Task statement | Copy out every line holding the string "icon" from the records below.

Excerpts from an interface dataset
+--
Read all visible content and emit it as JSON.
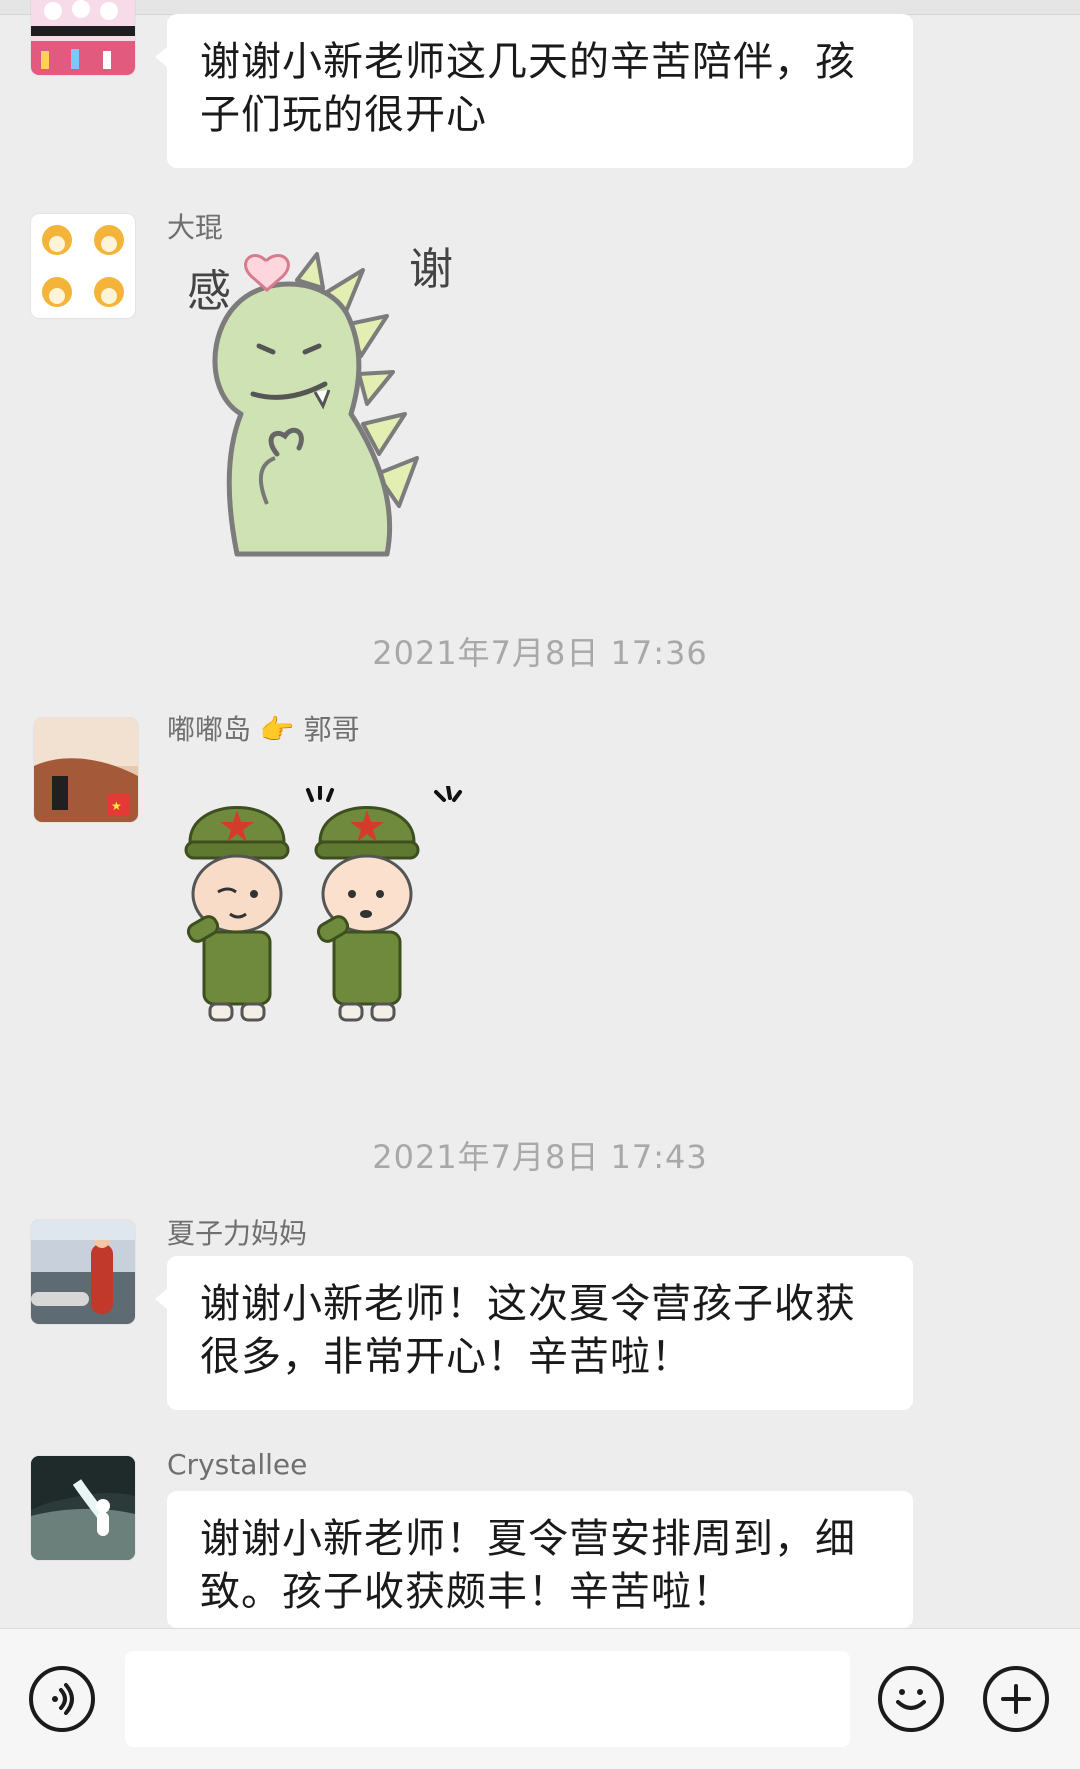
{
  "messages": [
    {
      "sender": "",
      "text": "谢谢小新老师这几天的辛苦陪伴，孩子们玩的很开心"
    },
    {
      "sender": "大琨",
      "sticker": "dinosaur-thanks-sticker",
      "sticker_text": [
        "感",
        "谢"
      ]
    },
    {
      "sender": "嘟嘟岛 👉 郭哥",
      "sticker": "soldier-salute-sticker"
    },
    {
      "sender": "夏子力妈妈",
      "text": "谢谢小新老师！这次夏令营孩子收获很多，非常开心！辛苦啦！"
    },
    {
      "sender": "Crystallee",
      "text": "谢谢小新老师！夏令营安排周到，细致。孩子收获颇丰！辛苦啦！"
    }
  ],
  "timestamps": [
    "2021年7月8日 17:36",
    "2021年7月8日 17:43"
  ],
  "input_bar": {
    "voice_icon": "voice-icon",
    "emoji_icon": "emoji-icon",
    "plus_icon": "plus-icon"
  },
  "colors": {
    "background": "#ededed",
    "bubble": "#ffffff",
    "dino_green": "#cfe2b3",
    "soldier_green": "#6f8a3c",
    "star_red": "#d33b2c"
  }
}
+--
Your solution |
    "voice_icon": "voice-icon",
    "emoji_icon": "emoji-icon",
    "plus_icon": "plus-icon"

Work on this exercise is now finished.